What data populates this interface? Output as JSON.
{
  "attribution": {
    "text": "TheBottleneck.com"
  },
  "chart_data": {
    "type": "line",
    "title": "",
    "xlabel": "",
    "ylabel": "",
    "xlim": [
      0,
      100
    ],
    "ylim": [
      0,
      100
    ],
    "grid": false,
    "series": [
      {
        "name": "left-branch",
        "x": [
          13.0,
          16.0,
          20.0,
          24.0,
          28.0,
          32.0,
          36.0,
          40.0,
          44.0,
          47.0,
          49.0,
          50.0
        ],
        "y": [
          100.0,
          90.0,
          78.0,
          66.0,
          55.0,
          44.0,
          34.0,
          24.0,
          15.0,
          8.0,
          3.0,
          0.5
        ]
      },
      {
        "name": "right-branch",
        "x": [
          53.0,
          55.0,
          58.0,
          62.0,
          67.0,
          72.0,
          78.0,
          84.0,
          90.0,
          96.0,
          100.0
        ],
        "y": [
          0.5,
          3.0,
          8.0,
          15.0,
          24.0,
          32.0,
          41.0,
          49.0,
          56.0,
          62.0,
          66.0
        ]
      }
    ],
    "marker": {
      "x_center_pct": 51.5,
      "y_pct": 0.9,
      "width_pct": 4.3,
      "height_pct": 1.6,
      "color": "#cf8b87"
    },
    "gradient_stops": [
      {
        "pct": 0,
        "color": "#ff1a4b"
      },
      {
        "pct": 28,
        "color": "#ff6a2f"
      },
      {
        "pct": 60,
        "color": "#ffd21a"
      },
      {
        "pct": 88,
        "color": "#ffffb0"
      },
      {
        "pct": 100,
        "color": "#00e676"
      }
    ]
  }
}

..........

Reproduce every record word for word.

What data populates this interface? Output as JSON.
{
  "attribution": {
    "text": "TheBottleneck.com"
  },
  "chart_data": {
    "type": "line",
    "title": "",
    "xlabel": "",
    "ylabel": "",
    "xlim": [
      0,
      100
    ],
    "ylim": [
      0,
      100
    ],
    "grid": false,
    "series": [
      {
        "name": "left-branch",
        "x": [
          13.0,
          16.0,
          20.0,
          24.0,
          28.0,
          32.0,
          36.0,
          40.0,
          44.0,
          47.0,
          49.0,
          50.0
        ],
        "y": [
          100.0,
          90.0,
          78.0,
          66.0,
          55.0,
          44.0,
          34.0,
          24.0,
          15.0,
          8.0,
          3.0,
          0.5
        ]
      },
      {
        "name": "right-branch",
        "x": [
          53.0,
          55.0,
          58.0,
          62.0,
          67.0,
          72.0,
          78.0,
          84.0,
          90.0,
          96.0,
          100.0
        ],
        "y": [
          0.5,
          3.0,
          8.0,
          15.0,
          24.0,
          32.0,
          41.0,
          49.0,
          56.0,
          62.0,
          66.0
        ]
      }
    ],
    "marker": {
      "x_center_pct": 51.5,
      "y_pct": 0.9,
      "width_pct": 4.3,
      "height_pct": 1.6,
      "color": "#cf8b87"
    },
    "gradient_stops": [
      {
        "pct": 0,
        "color": "#ff1a4b"
      },
      {
        "pct": 28,
        "color": "#ff6a2f"
      },
      {
        "pct": 60,
        "color": "#ffd21a"
      },
      {
        "pct": 88,
        "color": "#ffffb0"
      },
      {
        "pct": 100,
        "color": "#00e676"
      }
    ]
  }
}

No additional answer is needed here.